*About this task:* Without any pictures, copy the records below once more, exactly as they are.

Data about app and page elements
________________

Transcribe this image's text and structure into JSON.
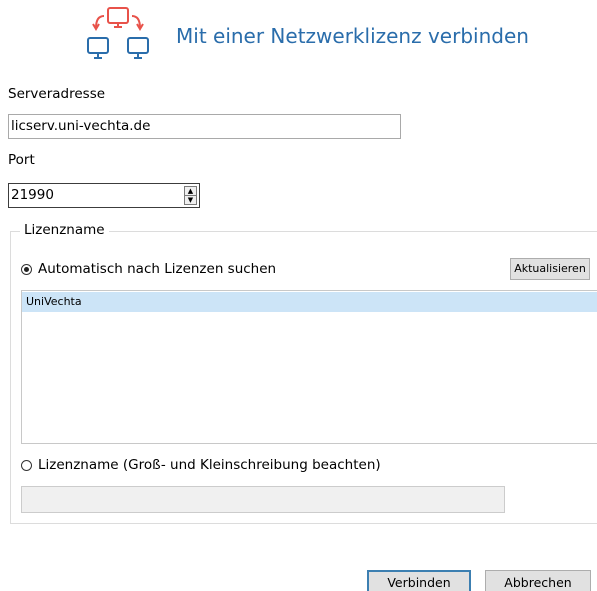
{
  "header": {
    "title": "Mit einer Netzwerklizenz verbinden",
    "icon": "network-computers-icon",
    "icon_colors": {
      "top": "#e8524a",
      "bottom": "#2a6dab"
    }
  },
  "server": {
    "label": "Serveradresse",
    "value": "licserv.uni-vechta.de"
  },
  "port": {
    "label": "Port",
    "value": "21990"
  },
  "license_group": {
    "legend": "Lizenzname",
    "auto_search": {
      "label": "Automatisch nach Lizenzen suchen",
      "checked": true
    },
    "refresh_button": "Aktualisieren",
    "licenses": [
      "UniVechta"
    ],
    "selected_license": "UniVechta",
    "manual_name": {
      "label": "Lizenzname (Groß- und Kleinschreibung beachten)",
      "checked": false,
      "value": ""
    }
  },
  "buttons": {
    "connect": "Verbinden",
    "cancel": "Abbrechen"
  },
  "colors": {
    "accent": "#2a6dab",
    "selection": "#cce4f7",
    "default_button_border": "#3c7fb1"
  }
}
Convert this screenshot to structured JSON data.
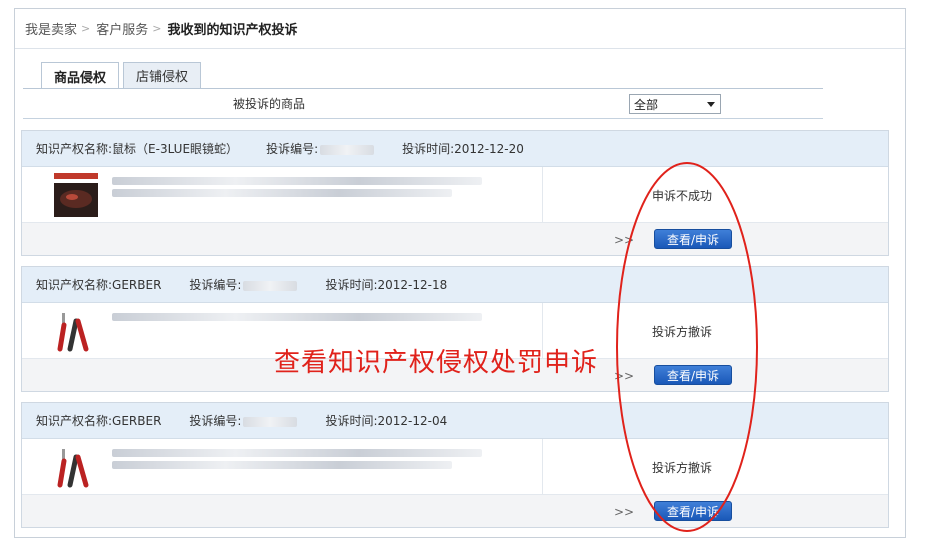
{
  "breadcrumb": {
    "items": [
      "我是卖家",
      "客户服务"
    ],
    "separator": ">",
    "current": "我收到的知识产权投诉"
  },
  "tabs": [
    {
      "label": "商品侵权",
      "active": true
    },
    {
      "label": "店铺侵权",
      "active": false
    }
  ],
  "list_header": {
    "product_col": "被投诉的商品",
    "filter_selected": "全部"
  },
  "field_labels": {
    "ip_name": "知识产权名称:",
    "complaint_no": "投诉编号:",
    "complaint_time": "投诉时间:"
  },
  "complaints": [
    {
      "ip_name": "鼠标（E-3LUE眼镜蛇）",
      "time": "2012-12-20",
      "status": "申诉不成功",
      "more": ">>",
      "action": "查看/申诉"
    },
    {
      "ip_name": "GERBER",
      "time": "2012-12-18",
      "status": "投诉方撤诉",
      "more": ">>",
      "action": "查看/申诉"
    },
    {
      "ip_name": "GERBER",
      "time": "2012-12-04",
      "status": "投诉方撤诉",
      "more": ">>",
      "action": "查看/申诉"
    }
  ],
  "annotation": {
    "text": "查看知识产权侵权处罚申诉",
    "color": "#e0221b"
  },
  "colors": {
    "accent_button": "#1a58b8",
    "card_header": "#e4eef8"
  }
}
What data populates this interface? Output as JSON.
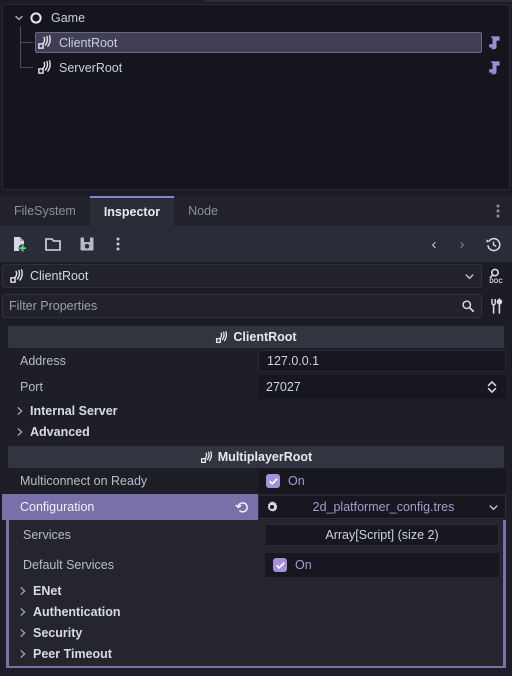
{
  "scene_tree": {
    "nodes": [
      {
        "label": "Game",
        "icon": "node2d-icon",
        "expanded": true,
        "depth": 0,
        "selected": false,
        "has_script": false
      },
      {
        "label": "ClientRoot",
        "icon": "multiplayer-root-icon",
        "depth": 1,
        "selected": true,
        "has_script": true
      },
      {
        "label": "ServerRoot",
        "icon": "multiplayer-root-icon",
        "depth": 1,
        "selected": false,
        "has_script": true
      }
    ]
  },
  "dock": {
    "tabs": [
      {
        "label": "FileSystem",
        "active": false
      },
      {
        "label": "Inspector",
        "active": true
      },
      {
        "label": "Node",
        "active": false
      }
    ],
    "overflow_menu": "tabs-overflow-menu"
  },
  "toolbar": {
    "new_resource": "new-resource-icon",
    "open_resource": "open-resource-icon",
    "save_resource": "save-resource-icon",
    "extra_menu": "resource-extra-menu-icon",
    "history_back": "‹",
    "history_forward": "›",
    "history": "history-icon"
  },
  "node_selector": {
    "name": "ClientRoot",
    "icon": "multiplayer-root-icon",
    "dropdown": "chevron-down-icon",
    "open_docs": "open-documentation-icon"
  },
  "search": {
    "placeholder": "Filter Properties",
    "value": "",
    "search_icon": "search-icon",
    "tools_icon": "object-tools-icon"
  },
  "inspector": {
    "sections": [
      {
        "type": "category",
        "title": "ClientRoot",
        "icon": "multiplayer-root-icon"
      },
      {
        "type": "property",
        "name": "Address",
        "value": "127.0.0.1",
        "control": "text"
      },
      {
        "type": "property",
        "name": "Port",
        "value": "27027",
        "control": "spinbox"
      },
      {
        "type": "group",
        "name": "Internal Server",
        "expanded": false
      },
      {
        "type": "group",
        "name": "Advanced",
        "expanded": false
      },
      {
        "type": "category",
        "title": "MultiplayerRoot",
        "icon": "multiplayer-root-icon"
      },
      {
        "type": "property",
        "name": "Multiconnect on Ready",
        "value": "On",
        "control": "checkbox",
        "checked": true
      },
      {
        "type": "property",
        "name": "Configuration",
        "value": "2d_platformer_config.tres",
        "control": "resource",
        "selected": true,
        "revert": "revert-icon",
        "resource_icon": "gear-icon",
        "dropdown": "chevron-down-icon"
      }
    ],
    "sub_inspector": {
      "rows": [
        {
          "type": "property",
          "name": "Services",
          "value": "Array[Script] (size 2)",
          "control": "array"
        },
        {
          "type": "property",
          "name": "Default Services",
          "value": "On",
          "control": "checkbox",
          "checked": true
        },
        {
          "type": "group",
          "name": "ENet",
          "expanded": false
        },
        {
          "type": "group",
          "name": "Authentication",
          "expanded": false
        },
        {
          "type": "group",
          "name": "Security",
          "expanded": false
        },
        {
          "type": "group",
          "name": "Peer Timeout",
          "expanded": false
        }
      ]
    }
  },
  "colors": {
    "accent": "#7a6fa8",
    "checkbox": "#a590dc",
    "script_icon": "#9d8fd6",
    "panel_bg": "#1d1e27",
    "tab_active_bg": "#2a2c38",
    "category_bg": "#32343f",
    "selection": "#413e58"
  }
}
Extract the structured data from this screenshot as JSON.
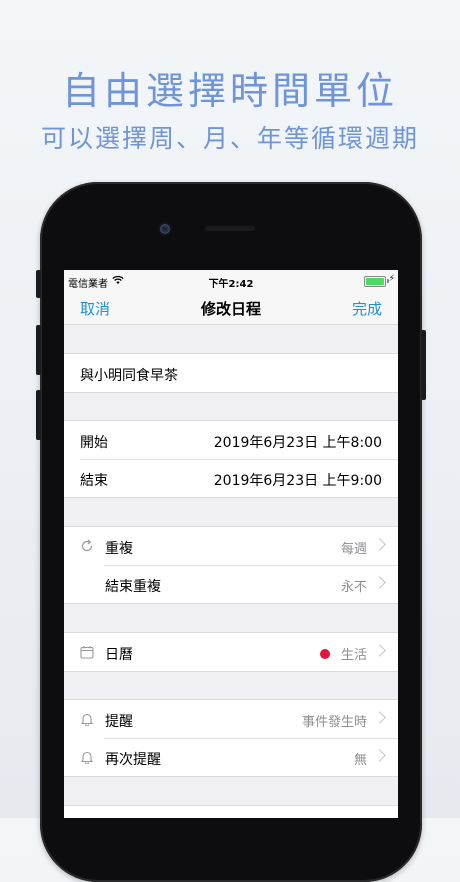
{
  "promo": {
    "headline": "自由選擇時間單位",
    "subline": "可以選擇周、月、年等循環週期"
  },
  "status_bar": {
    "carrier": "電信業者",
    "time": "下午2:42"
  },
  "nav": {
    "cancel": "取消",
    "title": "修改日程",
    "done": "完成",
    "accent_color": "#1e90d8"
  },
  "event": {
    "title": "與小明同食早茶"
  },
  "time": {
    "start_label": "開始",
    "start_value": "2019年6月23日 上午8:00",
    "end_label": "結束",
    "end_value": "2019年6月23日 上午9:00"
  },
  "repeat": {
    "repeat_label": "重複",
    "repeat_value": "每週",
    "end_repeat_label": "結束重複",
    "end_repeat_value": "永不",
    "icon": "repeat-icon"
  },
  "calendar": {
    "label": "日曆",
    "value": "生活",
    "dot_color": "#e0163a",
    "icon": "calendar-icon"
  },
  "alerts": {
    "alert_label": "提醒",
    "alert_value": "事件發生時",
    "second_alert_label": "再次提醒",
    "second_alert_value": "無",
    "icon": "bell-icon"
  }
}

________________

*Answer to the problem:*
Transcribe this image's text and structure into JSON.
{
  "header": {
    "title": "Mit einer Netzwerklizenz verbinden",
    "icon": "network-computers-icon",
    "icon_colors": {
      "top": "#e8524a",
      "bottom": "#2a6dab"
    }
  },
  "server": {
    "label": "Serveradresse",
    "value": "licserv.uni-vechta.de"
  },
  "port": {
    "label": "Port",
    "value": "21990"
  },
  "license_group": {
    "legend": "Lizenzname",
    "auto_search": {
      "label": "Automatisch nach Lizenzen suchen",
      "checked": true
    },
    "refresh_button": "Aktualisieren",
    "licenses": [
      "UniVechta"
    ],
    "selected_license": "UniVechta",
    "manual_name": {
      "label": "Lizenzname (Groß- und Kleinschreibung beachten)",
      "checked": false,
      "value": ""
    }
  },
  "buttons": {
    "connect": "Verbinden",
    "cancel": "Abbrechen"
  },
  "colors": {
    "accent": "#2a6dab",
    "selection": "#cce4f7",
    "default_button_border": "#3c7fb1"
  }
}
Convert this screenshot to structured JSON data.
{
  "breadcrumb": {
    "items": [
      "我是卖家",
      "客户服务"
    ],
    "separator": ">",
    "current": "我收到的知识产权投诉"
  },
  "tabs": [
    {
      "label": "商品侵权",
      "active": true
    },
    {
      "label": "店铺侵权",
      "active": false
    }
  ],
  "list_header": {
    "product_col": "被投诉的商品",
    "filter_selected": "全部"
  },
  "field_labels": {
    "ip_name": "知识产权名称:",
    "complaint_no": "投诉编号:",
    "complaint_time": "投诉时间:"
  },
  "complaints": [
    {
      "ip_name": "鼠标（E-3LUE眼镜蛇）",
      "time": "2012-12-20",
      "status": "申诉不成功",
      "more": ">>",
      "action": "查看/申诉"
    },
    {
      "ip_name": "GERBER",
      "time": "2012-12-18",
      "status": "投诉方撤诉",
      "more": ">>",
      "action": "查看/申诉"
    },
    {
      "ip_name": "GERBER",
      "time": "2012-12-04",
      "status": "投诉方撤诉",
      "more": ">>",
      "action": "查看/申诉"
    }
  ],
  "annotation": {
    "text": "查看知识产权侵权处罚申诉",
    "color": "#e0221b"
  },
  "colors": {
    "accent_button": "#1a58b8",
    "card_header": "#e4eef8"
  }
}
What data populates this interface? Output as JSON.
{
  "scene_tree": {
    "nodes": [
      {
        "label": "Game",
        "icon": "node2d-icon",
        "expanded": true,
        "depth": 0,
        "selected": false,
        "has_script": false
      },
      {
        "label": "ClientRoot",
        "icon": "multiplayer-root-icon",
        "depth": 1,
        "selected": true,
        "has_script": true
      },
      {
        "label": "ServerRoot",
        "icon": "multiplayer-root-icon",
        "depth": 1,
        "selected": false,
        "has_script": true
      }
    ]
  },
  "dock": {
    "tabs": [
      {
        "label": "FileSystem",
        "active": false
      },
      {
        "label": "Inspector",
        "active": true
      },
      {
        "label": "Node",
        "active": false
      }
    ],
    "overflow_menu": "tabs-overflow-menu"
  },
  "toolbar": {
    "new_resource": "new-resource-icon",
    "open_resource": "open-resource-icon",
    "save_resource": "save-resource-icon",
    "extra_menu": "resource-extra-menu-icon",
    "history_back": "‹",
    "history_forward": "›",
    "history": "history-icon"
  },
  "node_selector": {
    "name": "ClientRoot",
    "icon": "multiplayer-root-icon",
    "dropdown": "chevron-down-icon",
    "open_docs": "open-documentation-icon"
  },
  "search": {
    "placeholder": "Filter Properties",
    "value": "",
    "search_icon": "search-icon",
    "tools_icon": "object-tools-icon"
  },
  "inspector": {
    "sections": [
      {
        "type": "category",
        "title": "ClientRoot",
        "icon": "multiplayer-root-icon"
      },
      {
        "type": "property",
        "name": "Address",
        "value": "127.0.0.1",
        "control": "text"
      },
      {
        "type": "property",
        "name": "Port",
        "value": "27027",
        "control": "spinbox"
      },
      {
        "type": "group",
        "name": "Internal Server",
        "expanded": false
      },
      {
        "type": "group",
        "name": "Advanced",
        "expanded": false
      },
      {
        "type": "category",
        "title": "MultiplayerRoot",
        "icon": "multiplayer-root-icon"
      },
      {
        "type": "property",
        "name": "Multiconnect on Ready",
        "value": "On",
        "control": "checkbox",
        "checked": true
      },
      {
        "type": "property",
        "name": "Configuration",
        "value": "2d_platformer_config.tres",
        "control": "resource",
        "selected": true,
        "revert": "revert-icon",
        "resource_icon": "gear-icon",
        "dropdown": "chevron-down-icon"
      }
    ],
    "sub_inspector": {
      "rows": [
        {
          "type": "property",
          "name": "Services",
          "value": "Array[Script] (size 2)",
          "control": "array"
        },
        {
          "type": "property",
          "name": "Default Services",
          "value": "On",
          "control": "checkbox",
          "checked": true
        },
        {
          "type": "group",
          "name": "ENet",
          "expanded": false
        },
        {
          "type": "group",
          "name": "Authentication",
          "expanded": false
        },
        {
          "type": "group",
          "name": "Security",
          "expanded": false
        },
        {
          "type": "group",
          "name": "Peer Timeout",
          "expanded": false
        }
      ]
    }
  },
  "colors": {
    "accent": "#7a6fa8",
    "checkbox": "#a590dc",
    "script_icon": "#9d8fd6",
    "panel_bg": "#1d1e27",
    "tab_active_bg": "#2a2c38",
    "category_bg": "#32343f",
    "selection": "#413e58"
  }
}
Extract the structured data from this screenshot as JSON.
{
  "promo": {
    "headline": "自由選擇時間單位",
    "subline": "可以選擇周、月、年等循環週期"
  },
  "status_bar": {
    "carrier": "電信業者",
    "time": "下午2:42"
  },
  "nav": {
    "cancel": "取消",
    "title": "修改日程",
    "done": "完成",
    "accent_color": "#1e90d8"
  },
  "event": {
    "title": "與小明同食早茶"
  },
  "time": {
    "start_label": "開始",
    "start_value": "2019年6月23日 上午8:00",
    "end_label": "結束",
    "end_value": "2019年6月23日 上午9:00"
  },
  "repeat": {
    "repeat_label": "重複",
    "repeat_value": "每週",
    "end_repeat_label": "結束重複",
    "end_repeat_value": "永不",
    "icon": "repeat-icon"
  },
  "calendar": {
    "label": "日曆",
    "value": "生活",
    "dot_color": "#e0163a",
    "icon": "calendar-icon"
  },
  "alerts": {
    "alert_label": "提醒",
    "alert_value": "事件發生時",
    "second_alert_label": "再次提醒",
    "second_alert_value": "無",
    "icon": "bell-icon"
  }
}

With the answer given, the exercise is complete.